Interest Rates. We are exposed to market risk from changes in the interest rates on a significant portion of our outstanding debt. Outstanding revolving balances under our credit agreements bear interest at variable rates based on a margin over defined LIBOR or the Bank of England Base Rate. Based on the amount outstanding under these facilities as of December 31, 2012, a 100 basis point change in interest rates would result in an approximate $2.2 million change to our annual other interest expense. Similarly, amounts outstanding under floor plan financing arrangements bear interest at a variable rate based on a margin over the prime rate, defined LIBOR, the Finance House Base Rate, or the Euro Interbank Offered Rate. During 2010 and early January 2011, we were party to interest rate swap agreements pursuant to which the LIBOR portion of $300 million of our floating rate floor plan debt was fixed at 3.67%. In 2011, we entered into forward-starting interest rate swap agreements beginning January 2012 and maturing December 2014 pursuant to which the LIBOR portion of $300 million of our floating rate floor plan debt is fixed at a rate of 2.135% and $100 million of our floating rate floor plan debt is fixed at a rate of 1.55%. Based on an average of the aggregate amounts outstanding under our floor plan financing arrangements subject to variable interest payments during the year ended December 31, 2012, including consideration of the notional value of the swap agreements, a 100 basis point change in interest rates would result in an approximate $14.3 million change to our annual floor plan interest expense.

 

We evaluate our exposure to interest rate fluctuations and follow established policies and procedures to implement strategies designed to manage the amount of variable rate indebtedness outstanding at any point in time in an effort to mitigate the effect of interest rate fluctuations on our earnings and cash flows. These policies include:

 

·      the maintenance of our overall debt portfolio with targeted fixed and variable rate components;

·      the use of authorized derivative instruments;

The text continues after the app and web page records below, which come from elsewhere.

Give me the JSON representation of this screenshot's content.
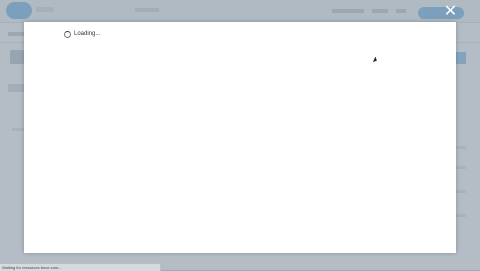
{
  "modal": {
    "loading_text": "Loading..."
  },
  "controls": {
    "close_glyph": "✕"
  },
  "status_bar": {
    "text": "Waiting for resources.force.com..."
  },
  "colors": {
    "brand_blue": "#7fb6e6",
    "modal_bg": "#ffffff",
    "overlay": "#8b98a5"
  }
}
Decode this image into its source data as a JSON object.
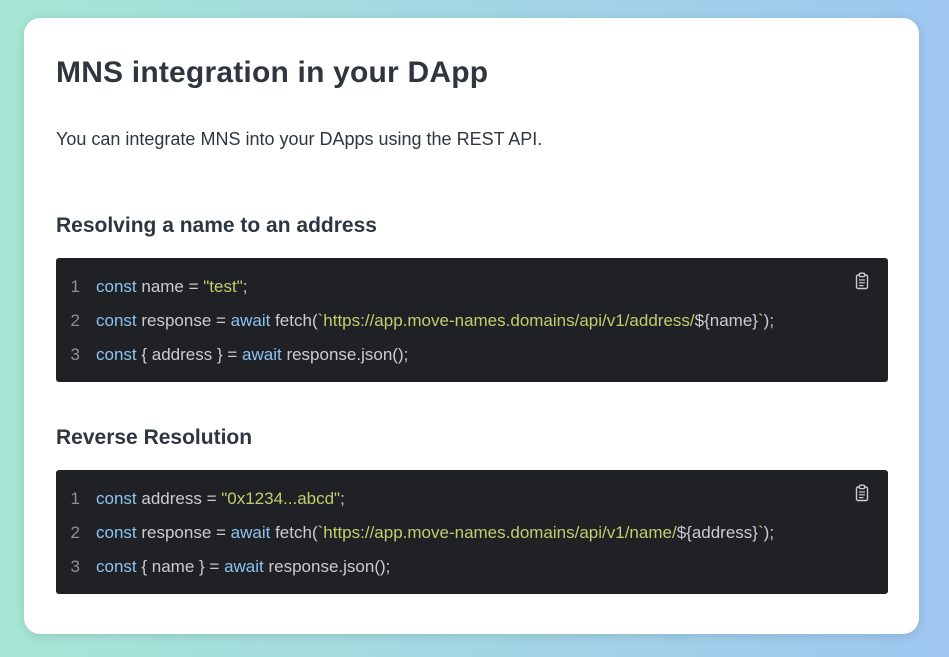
{
  "page": {
    "title": "MNS integration in your DApp",
    "intro": "You can integrate MNS into your DApps using the REST API."
  },
  "sections": [
    {
      "title": "Resolving a name to an address",
      "code": [
        {
          "number": "1",
          "tokens": [
            {
              "text": "const",
              "type": "keyword"
            },
            {
              "text": " name = ",
              "type": "plain"
            },
            {
              "text": "\"test\"",
              "type": "string"
            },
            {
              "text": ";",
              "type": "plain"
            }
          ]
        },
        {
          "number": "2",
          "tokens": [
            {
              "text": "const",
              "type": "keyword"
            },
            {
              "text": " response = ",
              "type": "plain"
            },
            {
              "text": "await",
              "type": "keyword"
            },
            {
              "text": " fetch(",
              "type": "plain"
            },
            {
              "text": "`https://app.move-names.domains/api/v1/address/",
              "type": "string"
            },
            {
              "text": "${name}",
              "type": "plain"
            },
            {
              "text": "`",
              "type": "string"
            },
            {
              "text": ");",
              "type": "plain"
            }
          ]
        },
        {
          "number": "3",
          "tokens": [
            {
              "text": "const",
              "type": "keyword"
            },
            {
              "text": " { address } = ",
              "type": "plain"
            },
            {
              "text": "await",
              "type": "keyword"
            },
            {
              "text": " response.json();",
              "type": "plain"
            }
          ]
        }
      ]
    },
    {
      "title": "Reverse Resolution",
      "code": [
        {
          "number": "1",
          "tokens": [
            {
              "text": "const",
              "type": "keyword"
            },
            {
              "text": " address = ",
              "type": "plain"
            },
            {
              "text": "\"0x1234...abcd\"",
              "type": "string"
            },
            {
              "text": ";",
              "type": "plain"
            }
          ]
        },
        {
          "number": "2",
          "tokens": [
            {
              "text": "const",
              "type": "keyword"
            },
            {
              "text": " response = ",
              "type": "plain"
            },
            {
              "text": "await",
              "type": "keyword"
            },
            {
              "text": " fetch(",
              "type": "plain"
            },
            {
              "text": "`https://app.move-names.domains/api/v1/name/",
              "type": "string"
            },
            {
              "text": "${address}",
              "type": "plain"
            },
            {
              "text": "`",
              "type": "string"
            },
            {
              "text": ");",
              "type": "plain"
            }
          ]
        },
        {
          "number": "3",
          "tokens": [
            {
              "text": "const",
              "type": "keyword"
            },
            {
              "text": " { name } = ",
              "type": "plain"
            },
            {
              "text": "await",
              "type": "keyword"
            },
            {
              "text": " response.json();",
              "type": "plain"
            }
          ]
        }
      ]
    }
  ],
  "icons": {
    "copy": "clipboard-icon"
  },
  "colors": {
    "code_background": "#1f2124",
    "keyword": "#8cc3f0",
    "string": "#c3cc6f",
    "plain": "#c9ccd1",
    "line_number": "#8d9199",
    "heading": "#2f3640"
  }
}
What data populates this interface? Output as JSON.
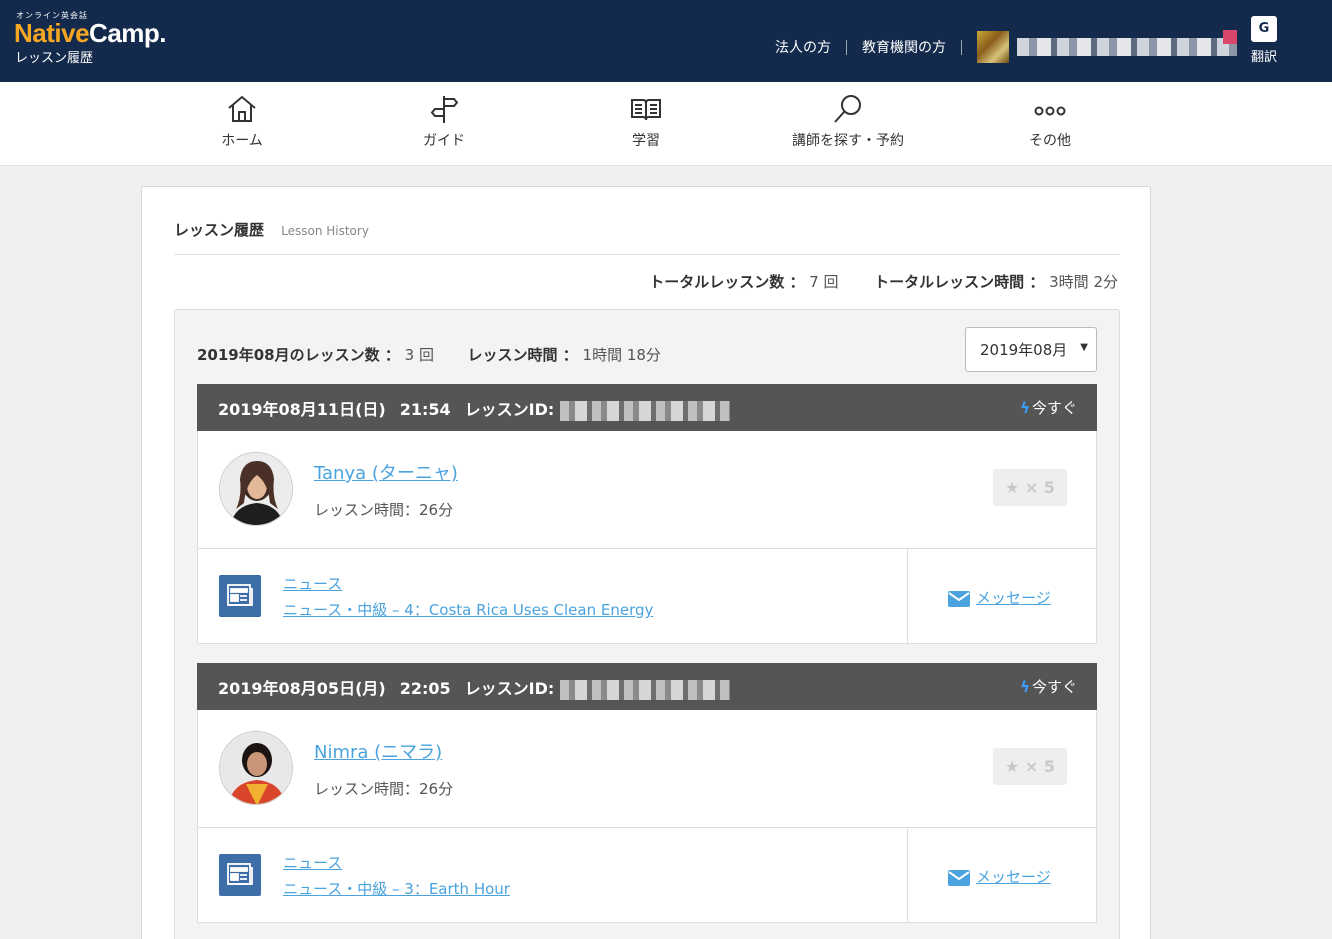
{
  "header": {
    "logo_small": "オンライン英会話",
    "logo_native": "Native",
    "logo_camp": "Camp.",
    "page_subtitle": "レッスン履歴",
    "link_corporate": "法人の方",
    "link_education": "教育機関の方",
    "translate_label": "翻訳",
    "translate_icon_text": "G"
  },
  "nav": {
    "home": "ホーム",
    "guide": "ガイド",
    "study": "学習",
    "search": "講師を探す・予約",
    "other": "その他"
  },
  "card": {
    "title_jp": "レッスン履歴",
    "title_en": "Lesson History",
    "total_lessons_label": "トータルレッスン数 ：",
    "total_lessons_value": "7 回",
    "total_time_label": "トータルレッスン時間 ：",
    "total_time_value": "3時間 2分"
  },
  "month": {
    "count_label": "2019年08月のレッスン数 ：",
    "count_value": "3 回",
    "time_label": "レッスン時間 ：",
    "time_value": "1時間 18分",
    "selected": "2019年08月",
    "arrow": "▼"
  },
  "lessons": [
    {
      "date": "2019年08月11日(日)",
      "time": "21:54",
      "id_label": "レッスンID:",
      "instant_label": "今すぐ",
      "teacher": "Tanya (ターニャ)",
      "duration": "レッスン時間：26分",
      "rating": "★ × 5",
      "category": "ニュース",
      "material": "ニュース・中級 – 4：Costa Rica Uses Clean Energy",
      "message": "メッセージ"
    },
    {
      "date": "2019年08月05日(月)",
      "time": "22:05",
      "id_label": "レッスンID:",
      "instant_label": "今すぐ",
      "teacher": "Nimra (ニマラ)",
      "duration": "レッスン時間：26分",
      "rating": "★ × 5",
      "category": "ニュース",
      "material": "ニュース・中級 – 3：Earth Hour",
      "message": "メッセージ"
    }
  ]
}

·      the prohibition of using derivatives for trading or other speculative purposes; and

·                  the prohibition of highly leveraged derivatives or derivatives which we are unable to reliably value, or for which we are unable to obtain a market quotation.

 

Interest rate fluctuations affect the fair market value of our fixed rate debt, including our swaps, mortgages, and certain seller financed promissory notes, but, with respect to such fixed rate debt instruments, do not impact our earnings or cash flows.

 

Foreign Currency Exchange Rates. As of December 31, 2012, we had dealership operations in the U.K., Germany,